* TASK TO COMPLETE *
Print all of the records below again without a single difference.

* RECORDS *
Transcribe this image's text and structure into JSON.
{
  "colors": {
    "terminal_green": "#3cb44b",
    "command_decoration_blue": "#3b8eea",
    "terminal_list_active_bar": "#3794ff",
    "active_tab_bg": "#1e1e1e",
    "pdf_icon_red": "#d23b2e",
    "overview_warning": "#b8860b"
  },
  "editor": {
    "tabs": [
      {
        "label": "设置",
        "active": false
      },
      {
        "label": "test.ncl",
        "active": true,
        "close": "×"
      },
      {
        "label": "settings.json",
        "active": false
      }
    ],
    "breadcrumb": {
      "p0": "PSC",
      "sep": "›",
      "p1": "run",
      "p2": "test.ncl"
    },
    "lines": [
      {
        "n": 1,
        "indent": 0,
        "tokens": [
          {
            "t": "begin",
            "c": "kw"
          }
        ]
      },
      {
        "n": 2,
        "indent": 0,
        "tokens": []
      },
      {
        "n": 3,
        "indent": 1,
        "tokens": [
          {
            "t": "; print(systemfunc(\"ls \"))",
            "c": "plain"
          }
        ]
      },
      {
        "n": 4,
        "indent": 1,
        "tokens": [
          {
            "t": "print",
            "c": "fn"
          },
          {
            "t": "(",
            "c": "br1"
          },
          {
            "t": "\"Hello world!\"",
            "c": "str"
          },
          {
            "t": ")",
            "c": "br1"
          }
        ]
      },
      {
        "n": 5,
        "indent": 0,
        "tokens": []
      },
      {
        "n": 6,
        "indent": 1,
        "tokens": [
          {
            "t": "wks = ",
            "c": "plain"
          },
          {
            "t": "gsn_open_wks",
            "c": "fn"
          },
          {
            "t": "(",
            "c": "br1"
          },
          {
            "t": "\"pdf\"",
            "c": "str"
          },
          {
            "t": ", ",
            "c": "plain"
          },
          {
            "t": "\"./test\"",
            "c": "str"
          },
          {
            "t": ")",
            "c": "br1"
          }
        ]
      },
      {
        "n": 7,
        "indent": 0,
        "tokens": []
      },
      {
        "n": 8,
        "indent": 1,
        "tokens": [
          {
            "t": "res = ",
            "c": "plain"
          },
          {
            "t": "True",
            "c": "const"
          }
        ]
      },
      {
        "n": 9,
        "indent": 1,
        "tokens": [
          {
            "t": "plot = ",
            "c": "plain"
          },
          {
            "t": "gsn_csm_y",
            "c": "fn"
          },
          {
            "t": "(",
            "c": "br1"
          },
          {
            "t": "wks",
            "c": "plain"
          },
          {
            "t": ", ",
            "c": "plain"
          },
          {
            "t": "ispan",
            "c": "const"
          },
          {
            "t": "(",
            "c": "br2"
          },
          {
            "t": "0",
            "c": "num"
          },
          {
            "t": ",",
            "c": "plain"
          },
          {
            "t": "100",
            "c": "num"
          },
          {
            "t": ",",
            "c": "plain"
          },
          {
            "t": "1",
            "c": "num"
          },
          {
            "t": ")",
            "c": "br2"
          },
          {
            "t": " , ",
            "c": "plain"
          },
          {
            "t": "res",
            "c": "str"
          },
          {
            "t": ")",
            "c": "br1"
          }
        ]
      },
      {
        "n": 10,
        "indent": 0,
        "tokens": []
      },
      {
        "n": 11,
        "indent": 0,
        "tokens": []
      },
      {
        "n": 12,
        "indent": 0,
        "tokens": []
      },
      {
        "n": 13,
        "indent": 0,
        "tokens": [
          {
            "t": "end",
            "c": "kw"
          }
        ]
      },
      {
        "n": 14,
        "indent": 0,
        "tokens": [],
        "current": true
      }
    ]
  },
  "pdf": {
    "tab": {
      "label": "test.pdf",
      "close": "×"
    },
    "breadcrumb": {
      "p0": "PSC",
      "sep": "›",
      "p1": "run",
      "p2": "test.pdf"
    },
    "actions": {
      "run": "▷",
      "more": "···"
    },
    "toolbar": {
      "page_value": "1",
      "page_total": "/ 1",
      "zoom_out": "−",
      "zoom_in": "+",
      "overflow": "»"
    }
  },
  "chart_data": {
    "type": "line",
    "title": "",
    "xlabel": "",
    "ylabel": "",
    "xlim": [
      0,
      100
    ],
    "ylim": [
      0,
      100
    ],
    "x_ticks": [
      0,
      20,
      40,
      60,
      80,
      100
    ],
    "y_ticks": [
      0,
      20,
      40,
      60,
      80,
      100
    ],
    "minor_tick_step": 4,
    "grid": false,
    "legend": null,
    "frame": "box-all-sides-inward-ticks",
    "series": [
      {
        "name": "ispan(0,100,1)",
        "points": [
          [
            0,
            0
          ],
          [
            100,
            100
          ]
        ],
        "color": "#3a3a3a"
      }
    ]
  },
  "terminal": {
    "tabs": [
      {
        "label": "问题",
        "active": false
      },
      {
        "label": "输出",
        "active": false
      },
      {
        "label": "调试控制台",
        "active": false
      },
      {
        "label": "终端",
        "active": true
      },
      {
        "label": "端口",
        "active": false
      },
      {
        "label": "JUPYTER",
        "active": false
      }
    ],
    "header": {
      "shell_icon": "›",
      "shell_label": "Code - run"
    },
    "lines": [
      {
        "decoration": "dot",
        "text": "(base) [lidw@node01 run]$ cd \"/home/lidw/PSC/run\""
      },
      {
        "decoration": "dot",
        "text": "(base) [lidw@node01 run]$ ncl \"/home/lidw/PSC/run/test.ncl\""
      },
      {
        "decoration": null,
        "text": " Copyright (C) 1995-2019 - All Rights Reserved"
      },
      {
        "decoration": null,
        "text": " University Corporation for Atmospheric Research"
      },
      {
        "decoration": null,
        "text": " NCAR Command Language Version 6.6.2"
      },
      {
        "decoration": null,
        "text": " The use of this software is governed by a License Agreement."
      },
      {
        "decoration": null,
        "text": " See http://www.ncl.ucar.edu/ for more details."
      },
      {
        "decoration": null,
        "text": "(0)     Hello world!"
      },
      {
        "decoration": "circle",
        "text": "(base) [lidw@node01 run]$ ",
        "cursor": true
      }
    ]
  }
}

* EXERCISE ANSWER *
Transcribe this image's text and structure into JSON.
{
  "colors": {
    "terminal_green": "#3cb44b",
    "command_decoration_blue": "#3b8eea",
    "terminal_list_active_bar": "#3794ff",
    "active_tab_bg": "#1e1e1e",
    "pdf_icon_red": "#d23b2e",
    "overview_warning": "#b8860b"
  },
  "editor": {
    "tabs": [
      {
        "label": "设置",
        "active": false
      },
      {
        "label": "test.ncl",
        "active": true,
        "close": "×"
      },
      {
        "label": "settings.json",
        "active": false
      }
    ],
    "breadcrumb": {
      "p0": "PSC",
      "sep": "›",
      "p1": "run",
      "p2": "test.ncl"
    },
    "lines": [
      {
        "n": 1,
        "indent": 0,
        "tokens": [
          {
            "t": "begin",
            "c": "kw"
          }
        ]
      },
      {
        "n": 2,
        "indent": 0,
        "tokens": []
      },
      {
        "n": 3,
        "indent": 1,
        "tokens": [
          {
            "t": "; print(systemfunc(\"ls \"))",
            "c": "plain"
          }
        ]
      },
      {
        "n": 4,
        "indent": 1,
        "tokens": [
          {
            "t": "print",
            "c": "fn"
          },
          {
            "t": "(",
            "c": "br1"
          },
          {
            "t": "\"Hello world!\"",
            "c": "str"
          },
          {
            "t": ")",
            "c": "br1"
          }
        ]
      },
      {
        "n": 5,
        "indent": 0,
        "tokens": []
      },
      {
        "n": 6,
        "indent": 1,
        "tokens": [
          {
            "t": "wks = ",
            "c": "plain"
          },
          {
            "t": "gsn_open_wks",
            "c": "fn"
          },
          {
            "t": "(",
            "c": "br1"
          },
          {
            "t": "\"pdf\"",
            "c": "str"
          },
          {
            "t": ", ",
            "c": "plain"
          },
          {
            "t": "\"./test\"",
            "c": "str"
          },
          {
            "t": ")",
            "c": "br1"
          }
        ]
      },
      {
        "n": 7,
        "indent": 0,
        "tokens": []
      },
      {
        "n": 8,
        "indent": 1,
        "tokens": [
          {
            "t": "res = ",
            "c": "plain"
          },
          {
            "t": "True",
            "c": "const"
          }
        ]
      },
      {
        "n": 9,
        "indent": 1,
        "tokens": [
          {
            "t": "plot = ",
            "c": "plain"
          },
          {
            "t": "gsn_csm_y",
            "c": "fn"
          },
          {
            "t": "(",
            "c": "br1"
          },
          {
            "t": "wks",
            "c": "plain"
          },
          {
            "t": ", ",
            "c": "plain"
          },
          {
            "t": "ispan",
            "c": "const"
          },
          {
            "t": "(",
            "c": "br2"
          },
          {
            "t": "0",
            "c": "num"
          },
          {
            "t": ",",
            "c": "plain"
          },
          {
            "t": "100",
            "c": "num"
          },
          {
            "t": ",",
            "c": "plain"
          },
          {
            "t": "1",
            "c": "num"
          },
          {
            "t": ")",
            "c": "br2"
          },
          {
            "t": " , ",
            "c": "plain"
          },
          {
            "t": "res",
            "c": "str"
          },
          {
            "t": ")",
            "c": "br1"
          }
        ]
      },
      {
        "n": 10,
        "indent": 0,
        "tokens": []
      },
      {
        "n": 11,
        "indent": 0,
        "tokens": []
      },
      {
        "n": 12,
        "indent": 0,
        "tokens": []
      },
      {
        "n": 13,
        "indent": 0,
        "tokens": [
          {
            "t": "end",
            "c": "kw"
          }
        ]
      },
      {
        "n": 14,
        "indent": 0,
        "tokens": [],
        "current": true
      }
    ]
  },
  "pdf": {
    "tab": {
      "label": "test.pdf",
      "close": "×"
    },
    "breadcrumb": {
      "p0": "PSC",
      "sep": "›",
      "p1": "run",
      "p2": "test.pdf"
    },
    "actions": {
      "run": "▷",
      "more": "···"
    },
    "toolbar": {
      "page_value": "1",
      "page_total": "/ 1",
      "zoom_out": "−",
      "zoom_in": "+",
      "overflow": "»"
    }
  },
  "chart_data": {
    "type": "line",
    "title": "",
    "xlabel": "",
    "ylabel": "",
    "xlim": [
      0,
      100
    ],
    "ylim": [
      0,
      100
    ],
    "x_ticks": [
      0,
      20,
      40,
      60,
      80,
      100
    ],
    "y_ticks": [
      0,
      20,
      40,
      60,
      80,
      100
    ],
    "minor_tick_step": 4,
    "grid": false,
    "legend": null,
    "frame": "box-all-sides-inward-ticks",
    "series": [
      {
        "name": "ispan(0,100,1)",
        "points": [
          [
            0,
            0
          ],
          [
            100,
            100
          ]
        ],
        "color": "#3a3a3a"
      }
    ]
  },
  "terminal": {
    "tabs": [
      {
        "label": "问题",
        "active": false
      },
      {
        "label": "输出",
        "active": false
      },
      {
        "label": "调试控制台",
        "active": false
      },
      {
        "label": "终端",
        "active": true
      },
      {
        "label": "端口",
        "active": false
      },
      {
        "label": "JUPYTER",
        "active": false
      }
    ],
    "header": {
      "shell_icon": "›",
      "shell_label": "Code - run"
    },
    "lines": [
      {
        "decoration": "dot",
        "text": "(base) [lidw@node01 run]$ cd \"/home/lidw/PSC/run\""
      },
      {
        "decoration": "dot",
        "text": "(base) [lidw@node01 run]$ ncl \"/home/lidw/PSC/run/test.ncl\""
      },
      {
        "decoration": null,
        "text": " Copyright (C) 1995-2019 - All Rights Reserved"
      },
      {
        "decoration": null,
        "text": " University Corporation for Atmospheric Research"
      },
      {
        "decoration": null,
        "text": " NCAR Command Language Version 6.6.2"
      },
      {
        "decoration": null,
        "text": " The use of this software is governed by a License Agreement."
      },
      {
        "decoration": null,
        "text": " See http://www.ncl.ucar.edu/ for more details."
      },
      {
        "decoration": null,
        "text": "(0)     Hello world!"
      },
      {
        "decoration": "circle",
        "text": "(base) [lidw@node01 run]$ ",
        "cursor": true
      }
    ]
  }
}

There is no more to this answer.